The local ‘political circus’ with its series of turncoat remakes is what everybody seems to be talking about with disgust whenever conversation shifts to politics, and as quickly moves on to other topics as if politics sullied their mouths. This is an indication of how a noble pursuit that politics is supposed to be has fallen into disrepute in the hands of unscrupulous individuals.
The grand project of a highly modern light metro contrasts sharply with the run-down state of buses and the noise pollution caused by the noise made by the engines and which the public has been putting up with for ages on account of poor quality buses purchased by bus companies. They have no qualms about hiking fares and every month pocketing huge sums generously handed to them by the government for the so-called free transport of the elderly. There should be a serious survey on how many of the elderly are regular public transport users as it seems that today most of them are driven around by relatives.
The appropriation of beautiful spots by private groups is another sensitive issue to a lot of people who are increasingly aware of the shrinking public space they are left with in a small island with limited variety of natural environment to offer. Are we heading towards more privatization of outer islands for the benefit of cronies?
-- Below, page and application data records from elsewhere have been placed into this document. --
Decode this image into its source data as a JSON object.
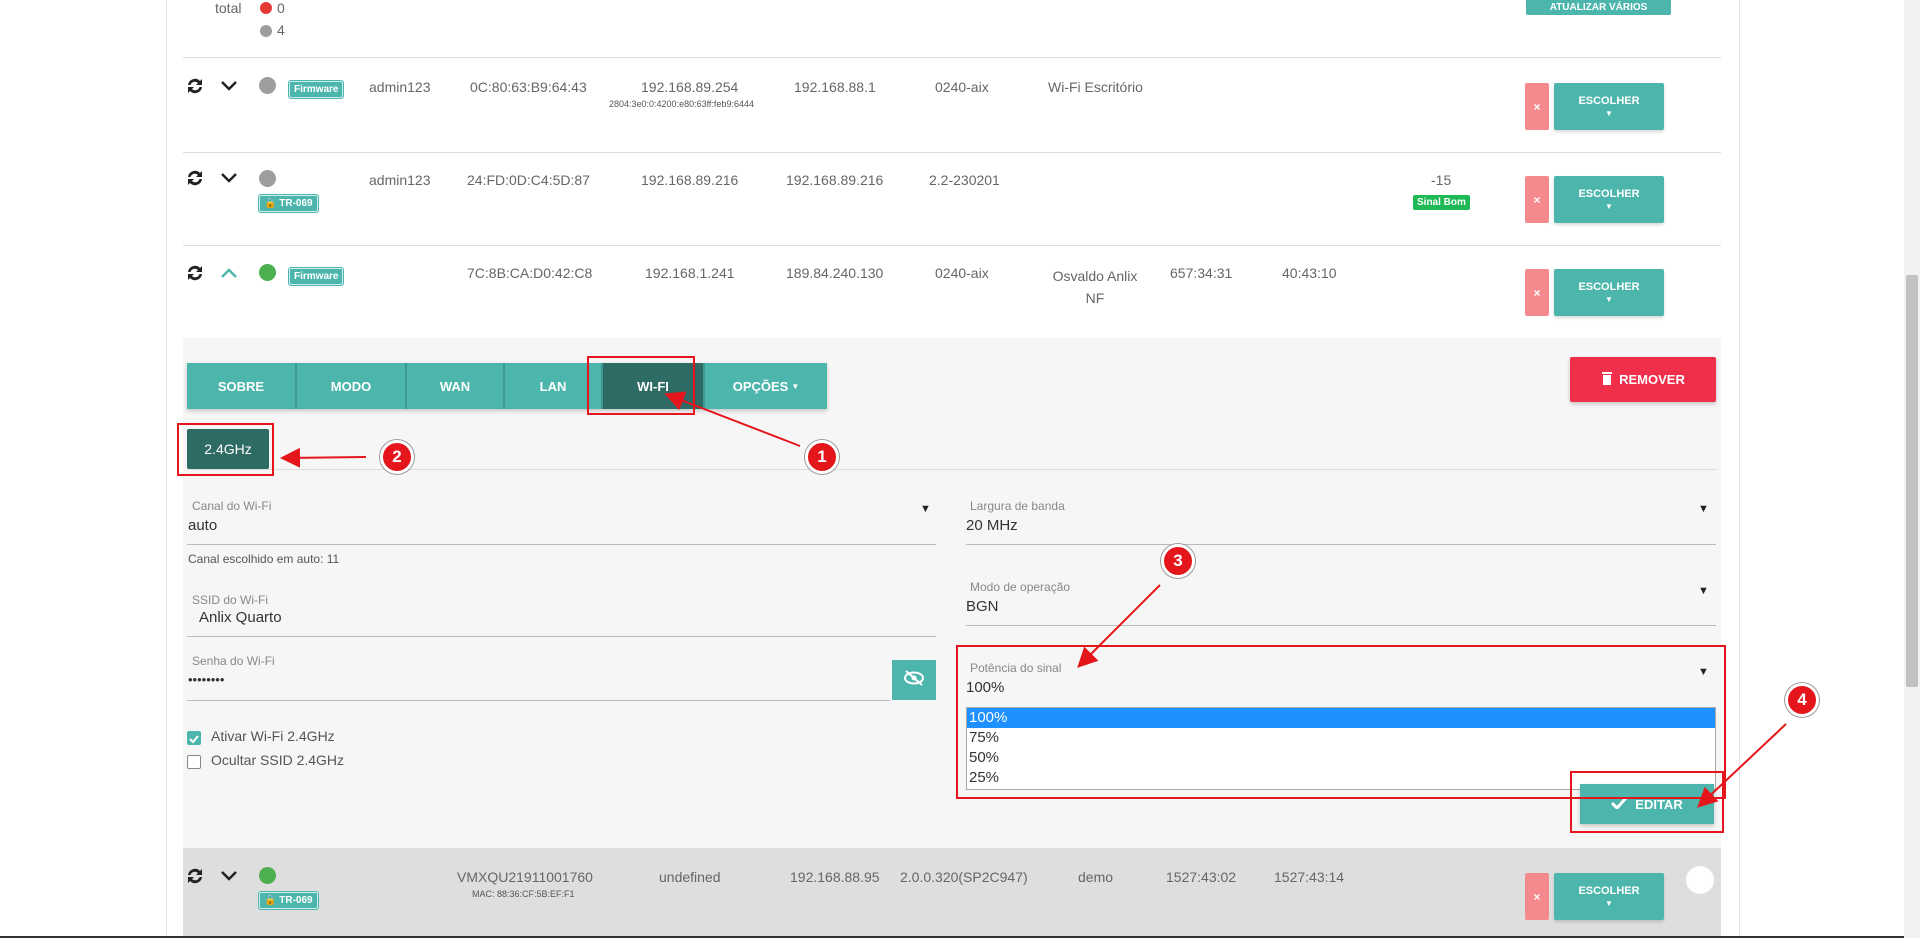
{
  "top": {
    "total_label": "total",
    "online_count": "0",
    "offline_count": "4",
    "update_button": "ATUALIZAR VÁRIOS"
  },
  "devices": [
    {
      "status": "offline",
      "badge": "Firmware",
      "user": "admin123",
      "mac": "0C:80:63:B9:64:43",
      "ip": "192.168.89.254",
      "ipv6": "2804:3e0:0:4200:e80:63ff:feb9:6444",
      "wan_ip": "192.168.88.1",
      "version": "0240-aix",
      "ssid": "Wi-Fi Escritório",
      "uptime": "",
      "wan_uptime": "",
      "signal": "",
      "signal_badge": ""
    },
    {
      "status": "offline",
      "badge": "TR-069",
      "user": "admin123",
      "mac": "24:FD:0D:C4:5D:87",
      "ip": "192.168.89.216",
      "ipv6": "",
      "wan_ip": "192.168.89.216",
      "version": "2.2-230201",
      "ssid": "",
      "uptime": "",
      "wan_uptime": "",
      "signal": "-15",
      "signal_badge": "Sinal Bom"
    },
    {
      "status": "online",
      "badge": "Firmware",
      "user": "",
      "mac": "7C:8B:CA:D0:42:C8",
      "ip": "192.168.1.241",
      "ipv6": "",
      "wan_ip": "189.84.240.130",
      "version": "0240-aix",
      "ssid": "Osvaldo Anlix NF",
      "uptime": "657:34:31",
      "wan_uptime": "40:43:10",
      "signal": "",
      "signal_badge": ""
    }
  ],
  "row_buttons": {
    "choose": "ESCOLHER",
    "remove_x": "×"
  },
  "tabs": [
    "SOBRE",
    "MODO",
    "WAN",
    "LAN",
    "WI-FI",
    "OPÇÕES"
  ],
  "remove_label": "REMOVER",
  "band": "2.4GHz",
  "wifi": {
    "channel_label": "Canal do Wi-Fi",
    "channel_value": "auto",
    "channel_hint": "Canal escolhido em auto: 11",
    "ssid_label": "SSID do Wi-Fi",
    "ssid_value": "Anlix Quarto",
    "password_label": "Senha do Wi-Fi",
    "password_value": "••••••••",
    "enable_label": "Ativar Wi-Fi 2.4GHz",
    "hide_label": "Ocultar SSID 2.4GHz",
    "bandwidth_label": "Largura de banda",
    "bandwidth_value": "20 MHz",
    "mode_label": "Modo de operação",
    "mode_value": "BGN",
    "power_label": "Potência do sinal",
    "power_value": "100%",
    "power_options": [
      "100%",
      "75%",
      "50%",
      "25%"
    ]
  },
  "edit_label": "EDITAR",
  "last_device": {
    "badge": "TR-069",
    "serial": "VMXQU21911001760",
    "mac": "MAC: 88:36:CF:5B:EF:F1",
    "user": "undefined",
    "ip": "192.168.88.95",
    "version": "2.0.0.320(SP2C947)",
    "ssid": "demo",
    "uptime": "1527:43:02",
    "wan_uptime": "1527:43:14"
  },
  "annotations": [
    "1",
    "2",
    "3",
    "4"
  ],
  "colors": {
    "teal": "#4db6ac",
    "dark_teal": "#2e6b65",
    "red": "#f0304a",
    "annotation": "#e4161b",
    "online": "#4caf50",
    "offline": "#9e9e9e"
  }
}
The Second Republic is the plaything of rampant megalomania at the top and is of absolutely no interest to ordinary citizens. What comes up in conversations is the wish to address, among the issues mentioned above, public order, crime, and rising cost of living, and the impoverishment of not only low-income sections but also of the middle-class. And to straighten things up there is much hope laid on a future no-nonsense type of government.